------ Data excerpts ------

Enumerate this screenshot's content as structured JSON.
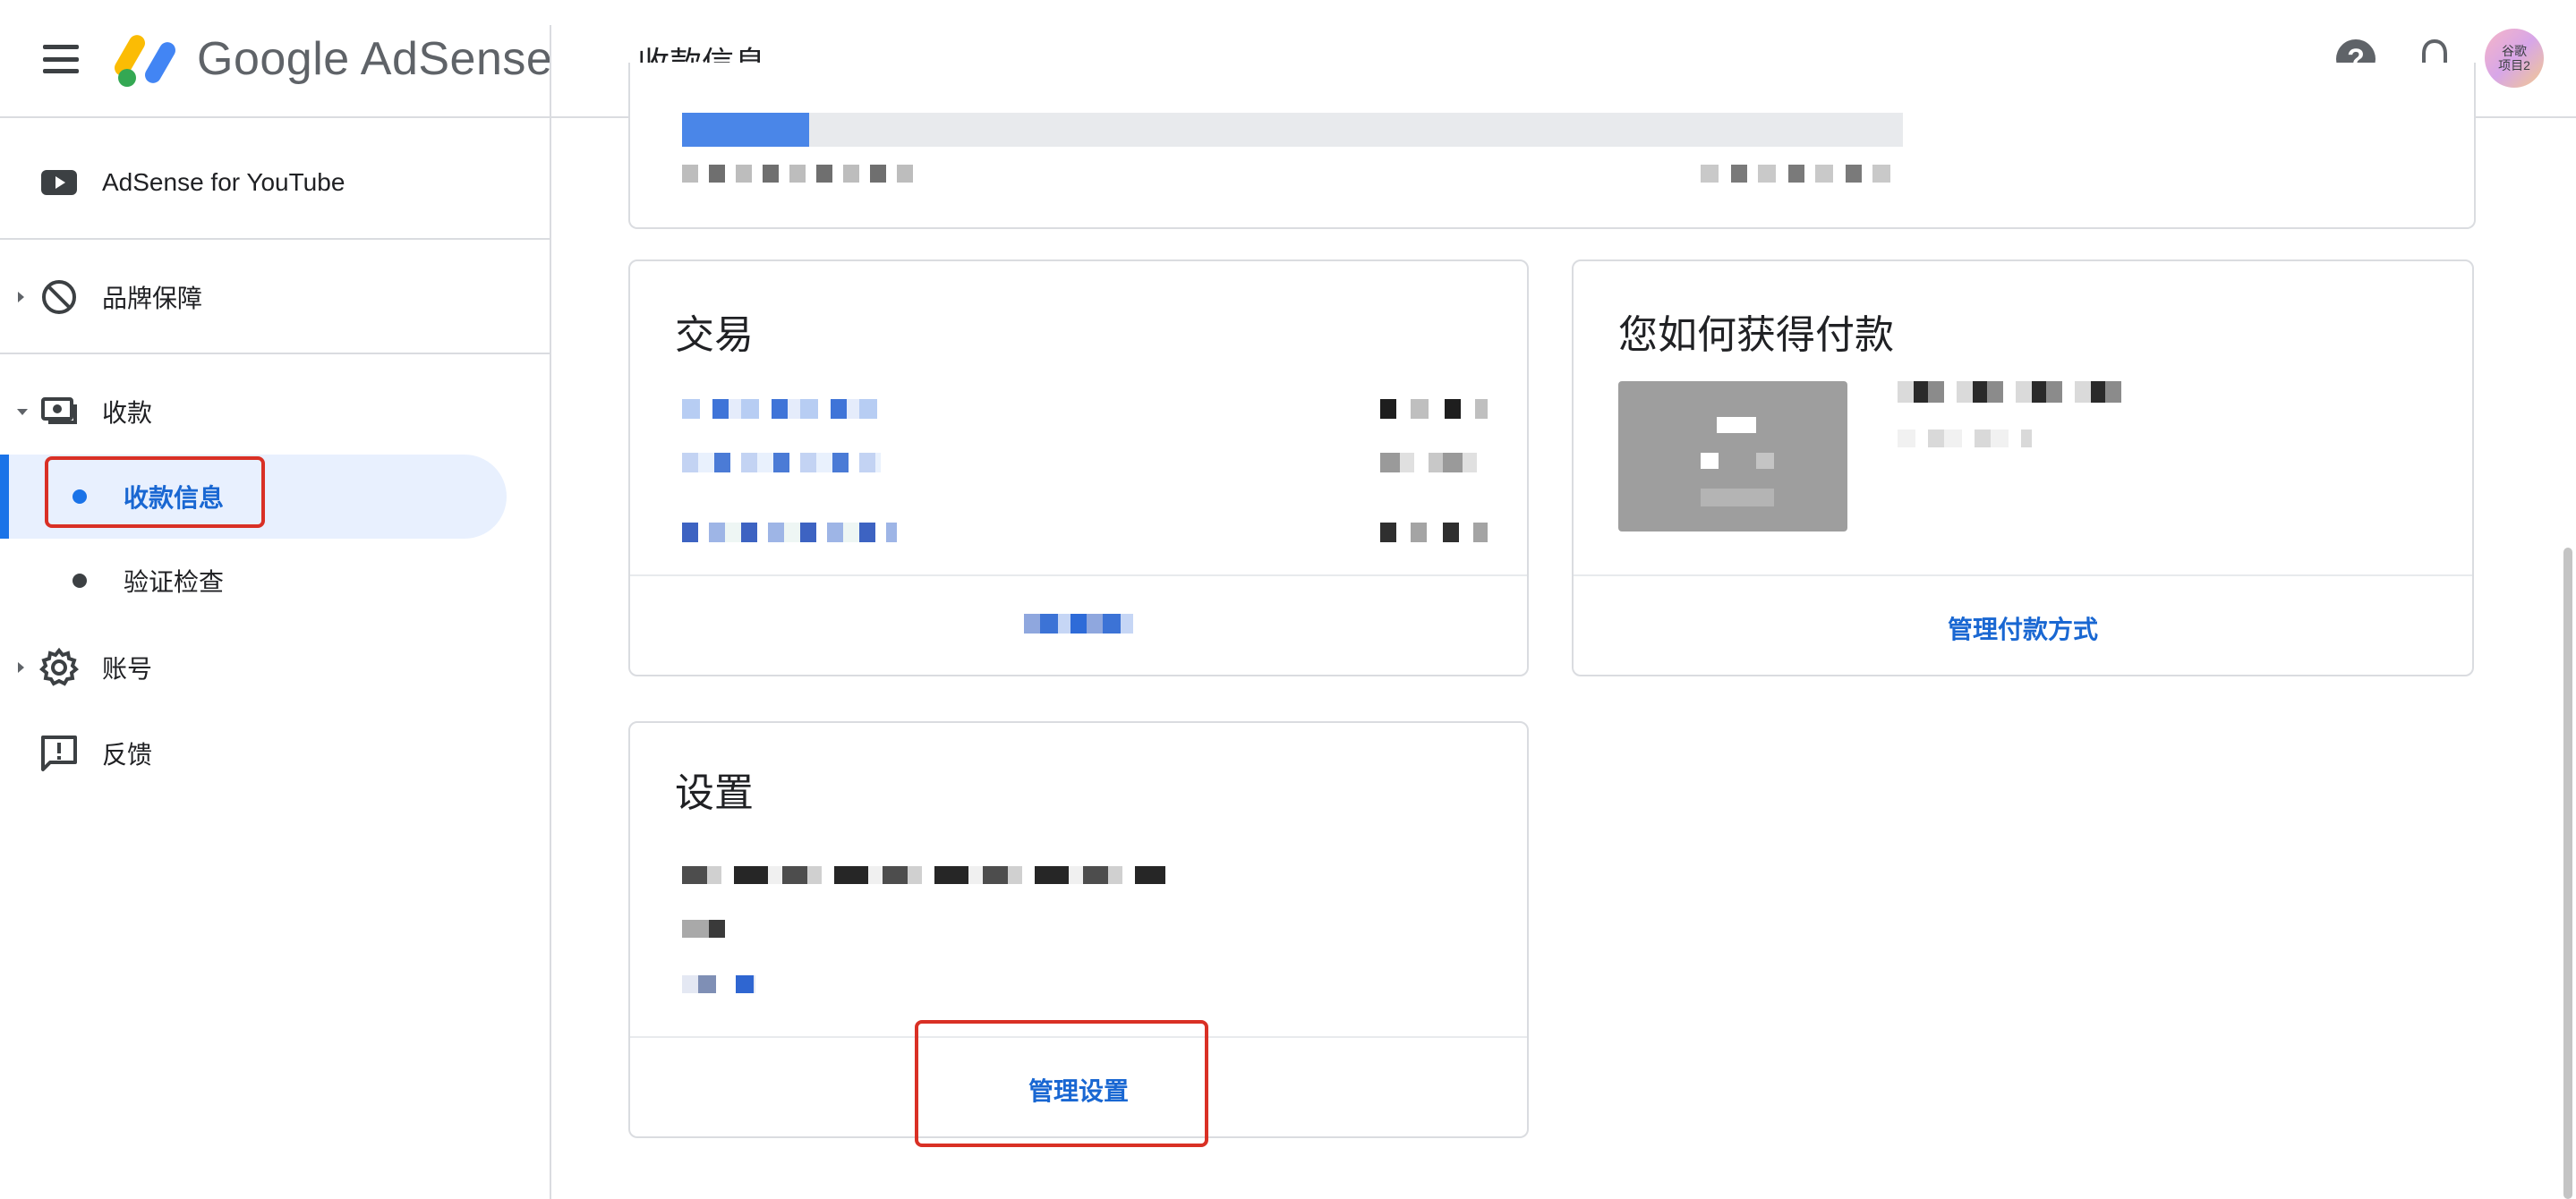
{
  "header": {
    "logo_text": "Google AdSense",
    "page_title": "收款信息",
    "avatar_line1": "谷歌",
    "avatar_line2": "项目2"
  },
  "sidebar": {
    "items": [
      {
        "label": "AdSense for YouTube",
        "icon": "youtube-icon"
      },
      {
        "label": "品牌保障",
        "icon": "block-icon"
      },
      {
        "label": "收款",
        "icon": "payments-icon"
      },
      {
        "label": "账号",
        "icon": "gear-icon"
      },
      {
        "label": "反馈",
        "icon": "feedback-icon"
      }
    ],
    "payments_sub": [
      {
        "label": "收款信息",
        "active": true
      },
      {
        "label": "验证检查",
        "active": false
      }
    ]
  },
  "cards": {
    "transactions": {
      "title": "交易"
    },
    "payment_method": {
      "title": "您如何获得付款",
      "action": "管理付款方式"
    },
    "settings": {
      "title": "设置",
      "action": "管理设置"
    }
  },
  "colors": {
    "accent": "#1a73e8",
    "highlight_red": "#d93025",
    "active_bg": "#e8f0fe"
  }
}
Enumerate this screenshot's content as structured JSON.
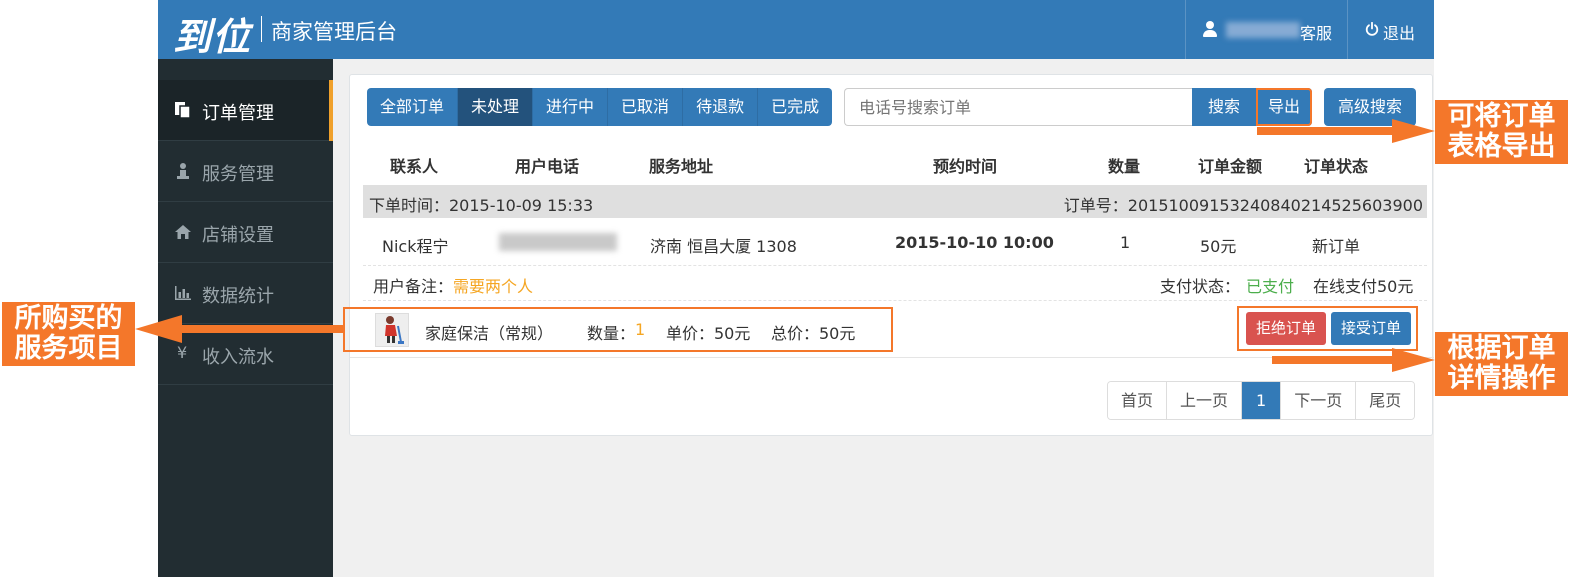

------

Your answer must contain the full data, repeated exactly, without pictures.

Enumerate this screenshot's content as structured JSON.
{
  "header": {
    "logo_text": "Google AdSense",
    "page_title": "收款信息",
    "avatar_line1": "谷歌",
    "avatar_line2": "项目2"
  },
  "sidebar": {
    "items": [
      {
        "label": "AdSense for YouTube",
        "icon": "youtube-icon"
      },
      {
        "label": "品牌保障",
        "icon": "block-icon"
      },
      {
        "label": "收款",
        "icon": "payments-icon"
      },
      {
        "label": "账号",
        "icon": "gear-icon"
      },
      {
        "label": "反馈",
        "icon": "feedback-icon"
      }
    ],
    "payments_sub": [
      {
        "label": "收款信息",
        "active": true
      },
      {
        "label": "验证检查",
        "active": false
      }
    ]
  },
  "cards": {
    "transactions": {
      "title": "交易"
    },
    "payment_method": {
      "title": "您如何获得付款",
      "action": "管理付款方式"
    },
    "settings": {
      "title": "设置",
      "action": "管理设置"
    }
  },
  "colors": {
    "accent": "#1a73e8",
    "highlight_red": "#d93025",
    "active_bg": "#e8f0fe"
  }
}
Enumerate this screenshot's content as structured JSON.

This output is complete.